What to produce >>
Where does the string "JSON" appear? Copy every line of the entries below that holds it.

Segment Start: Extracted entries

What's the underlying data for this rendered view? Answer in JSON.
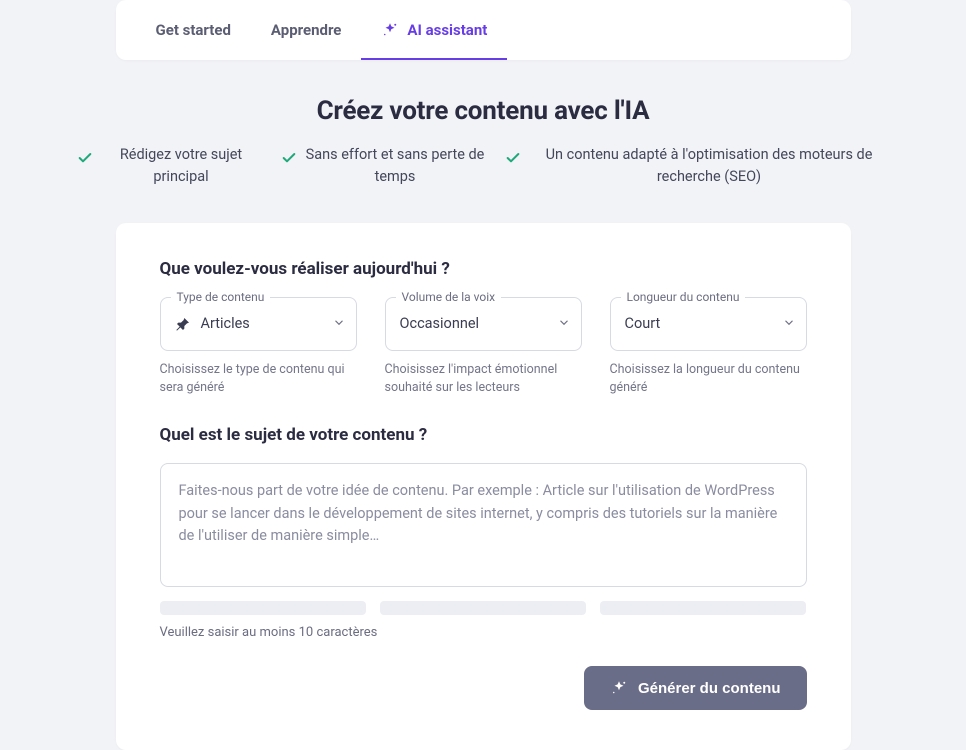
{
  "tabs": [
    {
      "label": "Get started"
    },
    {
      "label": "Apprendre"
    },
    {
      "label": "AI assistant"
    }
  ],
  "activeTab": 2,
  "hero": {
    "title": "Créez votre contenu avec l'IA",
    "benefits": [
      "Rédigez votre sujet principal",
      "Sans effort et sans perte de temps",
      "Un contenu adapté à l'optimisation des moteurs de recherche (SEO)"
    ]
  },
  "form": {
    "q1": "Que voulez-vous réaliser aujourd'hui ?",
    "controls": {
      "contentType": {
        "float": "Type de contenu",
        "value": "Articles",
        "help": "Choisissez le type de contenu qui sera généré"
      },
      "voice": {
        "float": "Volume de la voix",
        "value": "Occasionnel",
        "help": "Choisissez l'impact émotionnel souhaité sur les lecteurs"
      },
      "length": {
        "float": "Longueur du contenu",
        "value": "Court",
        "help": "Choisissez la longueur du contenu généré"
      }
    },
    "q2": "Quel est le sujet de votre contenu ?",
    "topic": {
      "value": "",
      "placeholder": "Faites-nous part de votre idée de contenu. Par exemple : Article sur l'utilisation de WordPress pour se lancer dans le développement de sites internet, y compris des tutoriels sur la manière de l'utiliser de manière simple…"
    },
    "hint": "Veuillez saisir au moins 10 caractères",
    "submit": "Générer du contenu"
  }
}
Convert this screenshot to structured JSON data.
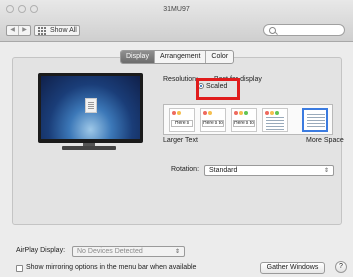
{
  "window": {
    "title": "31MU97"
  },
  "toolbar": {
    "back_glyph": "◀",
    "forward_glyph": "▶",
    "show_all_label": "Show All",
    "search_placeholder": ""
  },
  "tabs": [
    {
      "label": "Display",
      "active": true
    },
    {
      "label": "Arrangement",
      "active": false
    },
    {
      "label": "Color",
      "active": false
    }
  ],
  "display": {
    "resolution_label": "Resolution:",
    "best_for_display_label": "Best for display",
    "scaled_label": "Scaled",
    "selected_option": "Scaled",
    "scale_options": [
      {
        "text": "Here's",
        "selected": false
      },
      {
        "text": "Here's to troublem",
        "selected": false
      },
      {
        "text": "Here's to the crazy ones",
        "selected": false
      },
      {
        "text": "",
        "selected": false
      },
      {
        "text": "",
        "selected": true
      }
    ],
    "larger_text_label": "Larger Text",
    "more_space_label": "More Space",
    "rotation_label": "Rotation:",
    "rotation_value": "Standard",
    "popup_arrow_glyph": "⇕"
  },
  "airplay": {
    "label": "AirPlay Display:",
    "value": "No Devices Detected",
    "popup_arrow_glyph": "⇕"
  },
  "footer": {
    "mirroring_label": "Show mirroring options in the menu bar when available",
    "mirroring_checked": false,
    "gather_windows_label": "Gather Windows",
    "help_label": "?"
  },
  "colors": {
    "highlight_box": "#e01c1c",
    "selected_thumb": "#3b7be0",
    "active_tab": "#7a7a7a"
  }
}
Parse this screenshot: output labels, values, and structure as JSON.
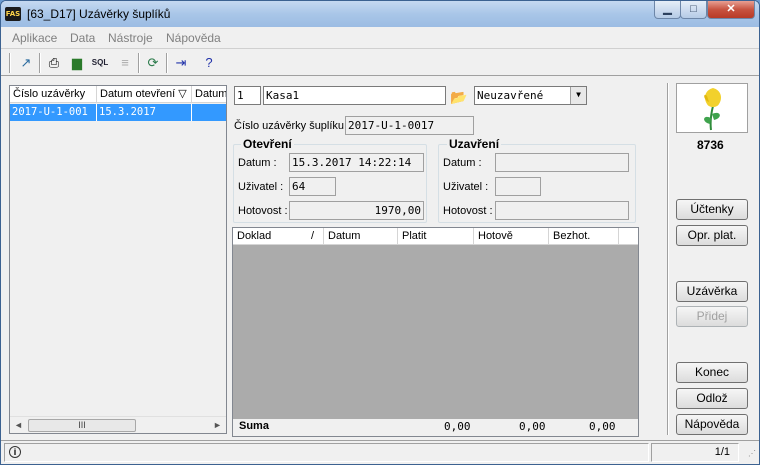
{
  "window": {
    "title": "[63_D17] Uzávěrky šuplíků",
    "app_icon": "FAS"
  },
  "menu": [
    "Aplikace",
    "Data",
    "Nástroje",
    "Nápověda"
  ],
  "toolbar": {
    "sql_label": "SQL"
  },
  "list": {
    "columns": [
      "Číslo uzávěrky",
      "Datum otevření",
      "Datum"
    ],
    "sort_indicator": "▽",
    "rows": [
      {
        "cislo": "2017-U-1-001",
        "datum_otevreni": "15.3.2017"
      }
    ],
    "scroll_thumb": "III"
  },
  "form": {
    "kasa_num": "1",
    "kasa_name": "Kasa1",
    "state": "Neuzavřené",
    "cislo_label": "Číslo uzávěrky šuplíku",
    "cislo_value": "2017-U-1-0017",
    "opening": {
      "title": "Otevření",
      "datum_label": "Datum :",
      "datum_value": "15.3.2017 14:22:14",
      "uzivatel_label": "Uživatel :",
      "uzivatel_value": "64",
      "hotovost_label": "Hotovost :",
      "hotovost_value": "1970,00"
    },
    "closing": {
      "title": "Uzavření",
      "datum_label": "Datum :",
      "datum_value": "",
      "uzivatel_label": "Uživatel :",
      "uzivatel_value": "",
      "hotovost_label": "Hotovost :",
      "hotovost_value": ""
    }
  },
  "grid": {
    "columns": [
      "Doklad",
      "Datum",
      "Platit",
      "Hotově",
      "Bezhot."
    ],
    "sort_indicator": "/",
    "footer": {
      "label": "Suma",
      "platit": "0,00",
      "hotove": "0,00",
      "bezhot": "0,00"
    }
  },
  "side": {
    "number": "8736",
    "buttons": {
      "uctenky": "Účtenky",
      "opr_plat": "Opr. plat.",
      "uzaverka": "Uzávěrka",
      "pridej": "Přidej",
      "konec": "Konec",
      "odloz": "Odlož",
      "napoveda": "Nápověda"
    }
  },
  "status": {
    "page": "1/1"
  },
  "colors": {
    "selection": "#3399ff",
    "grid_bg": "#ababab"
  }
}
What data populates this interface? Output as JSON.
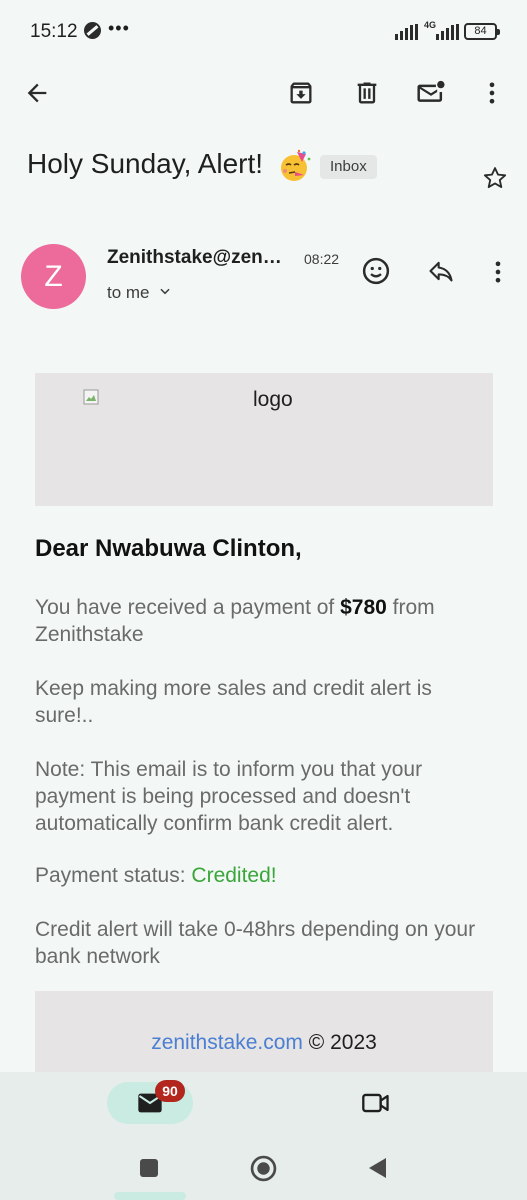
{
  "status_bar": {
    "time": "15:12",
    "more_indicator": "•••",
    "network_label": "4G",
    "battery": "84"
  },
  "toolbar": {
    "back_icon": "arrow-left-icon",
    "archive_icon": "archive-icon",
    "delete_icon": "trash-icon",
    "mark_unread_icon": "mail-unread-icon",
    "more_icon": "more-vert-icon"
  },
  "email": {
    "subject": "Holy Sunday, Alert!",
    "subject_emoji": "partying-face",
    "label_chip": "Inbox",
    "sender": {
      "avatar_letter": "Z",
      "avatar_color": "#ec6b9a",
      "name": "Zenithstake@zen…",
      "time": "08:22",
      "recipient": "to me"
    },
    "body": {
      "logo_alt": "logo",
      "greeting": "Dear Nwabuwa Clinton,",
      "payment_prefix": "You have received a payment of ",
      "payment_amount": "$780",
      "payment_suffix": " from Zenithstake",
      "encouragement": "Keep making more sales and credit alert is sure!..",
      "note": "Note: This email is to inform you that your payment is being processed and doesn't automatically confirm bank credit alert.",
      "status_label": "Payment status: ",
      "status_value": "Credited!",
      "status_color": "#3aa63a",
      "timing": "Credit alert will take 0-48hrs depending on your bank network",
      "footer_link": "zenithstake.com",
      "footer_copyright": " © 2023"
    }
  },
  "bottom_nav": {
    "mail_badge": "90",
    "mail_icon": "mail-icon",
    "meet_icon": "video-camera-icon"
  },
  "system_nav": {
    "recents_icon": "square-icon",
    "home_icon": "circle-icon",
    "back_icon": "triangle-back-icon"
  }
}
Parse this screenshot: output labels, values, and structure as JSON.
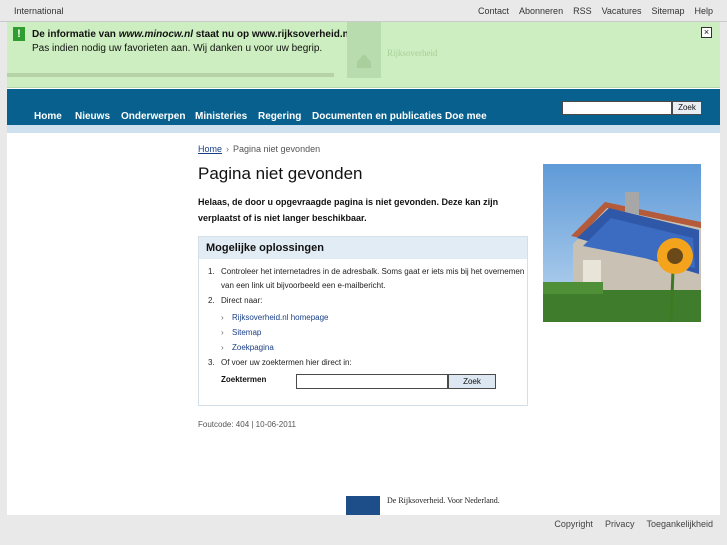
{
  "topbar": {
    "international": "International",
    "links": [
      "Contact",
      "Abonneren",
      "RSS",
      "Vacatures",
      "Sitemap",
      "Help"
    ]
  },
  "notice": {
    "icon": "!",
    "line1_prefix": "De informatie van ",
    "line1_old": "www.minocw.nl",
    "line1_mid": " staat nu op ",
    "line1_new": "www.rijksoverheid.nl.",
    "line2": "Pas indien nodig uw favorieten aan. Wij danken u voor uw begrip.",
    "close": "×",
    "brand": "Rijksoverheid"
  },
  "nav": {
    "items": [
      "Home",
      "Nieuws",
      "Onderwerpen",
      "Ministeries",
      "Regering",
      "Documenten en publicaties",
      "Doe mee"
    ],
    "search_value": "",
    "search_button": "Zoek"
  },
  "breadcrumb": {
    "home": "Home",
    "separator": "›",
    "current": "Pagina niet gevonden"
  },
  "title": "Pagina niet gevonden",
  "intro": "Helaas, de door u opgevraagde pagina is niet gevonden. Deze kan zijn verplaatst of is niet langer beschikbaar.",
  "solutions": {
    "heading": "Mogelijke oplossingen",
    "step1_num": "1.",
    "step1": "Controleer het internetadres in de adresbalk. Soms gaat er iets mis bij het overnemen van een link uit bijvoorbeeld een e-mailbericht.",
    "step2_num": "2.",
    "step2": "Direct naar:",
    "links": [
      "Rijksoverheid.nl homepage",
      "Sitemap",
      "Zoekpagina"
    ],
    "step3_num": "3.",
    "step3": "Of voer uw zoektermen hier direct in:",
    "search_label": "Zoektermen",
    "search_value": "",
    "search_button": "Zoek"
  },
  "foutcode": "Foutcode: 404 | 10-06-2011",
  "footer": {
    "tagline": "De Rijksoverheid. Voor Nederland.",
    "links": [
      "Copyright",
      "Privacy",
      "Toegankelijkheid"
    ]
  },
  "colors": {
    "nav": "#08608e",
    "notice": "#cdeec0",
    "link": "#1a3f86"
  }
}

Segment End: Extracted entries

Answer space >>
What's the underlying data for this rendered view? Answer in JSON.
Convert this screenshot to structured JSON data.
Parse this screenshot: output labels, values, and structure as JSON.
What data populates this interface? Output as JSON.
Parse this screenshot: output labels, values, and structure as JSON.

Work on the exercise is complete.